A $50 increase in our excess - which only applies for hospital cover and, with our policy, only for overnight stays - was definitely a cost we were willing to absorb if we need to, especially since we'd recoup that money in the first month of our reduced premium.
Without having to compromise on the type of cover we had, we'd suddenly saved ourselves $600 per year, and our budget is now looking slightly less terrifying.
Why it always pays to ask
As a card-carrying member of Gen Y, I suffer from Chronic Phone Call Avoidance (CPCA), so picking up the phone to stay on hold with a service provider is my idea of hell.
I blame this dislike of dealing with bureaucracy for the fact that I'd happily paid out a sizeable chunk of my salary each month for years before making any effort to figure out exactly what I was paying for - or how I could better make use of the product.
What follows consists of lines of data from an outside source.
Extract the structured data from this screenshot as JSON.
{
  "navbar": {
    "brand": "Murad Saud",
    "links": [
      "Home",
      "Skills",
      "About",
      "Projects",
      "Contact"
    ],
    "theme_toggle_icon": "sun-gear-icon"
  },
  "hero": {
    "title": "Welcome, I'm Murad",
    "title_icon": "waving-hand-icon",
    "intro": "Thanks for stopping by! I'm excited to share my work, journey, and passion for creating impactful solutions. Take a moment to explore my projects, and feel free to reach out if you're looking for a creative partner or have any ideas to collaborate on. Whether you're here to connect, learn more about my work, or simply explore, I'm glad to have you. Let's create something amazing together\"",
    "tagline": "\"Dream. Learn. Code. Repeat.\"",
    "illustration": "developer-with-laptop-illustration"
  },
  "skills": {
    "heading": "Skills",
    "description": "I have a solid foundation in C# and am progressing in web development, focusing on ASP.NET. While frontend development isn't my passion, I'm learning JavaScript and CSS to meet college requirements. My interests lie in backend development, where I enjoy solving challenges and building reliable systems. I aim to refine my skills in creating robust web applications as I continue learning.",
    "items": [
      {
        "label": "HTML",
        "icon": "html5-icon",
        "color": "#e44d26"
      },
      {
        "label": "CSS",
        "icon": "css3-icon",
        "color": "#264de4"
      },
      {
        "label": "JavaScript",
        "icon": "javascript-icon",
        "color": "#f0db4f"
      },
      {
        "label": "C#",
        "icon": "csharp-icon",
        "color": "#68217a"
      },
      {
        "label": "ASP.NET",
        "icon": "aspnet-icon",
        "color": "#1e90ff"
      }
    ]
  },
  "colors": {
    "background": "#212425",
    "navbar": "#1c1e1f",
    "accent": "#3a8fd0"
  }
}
That being said, a simple phone call was all it took for me to not only save big bucks, but understand my policy better as well. If you're looking for a way to tighten the belt, budget-wise, picking up the phone to see how you can tweak your health insurance policy might well be the way to go.
This article is based on the experience of one family and any decisions about your own health insurance policy should be made in consultation with your insurance provider.
This article originally appeared on Kidspot.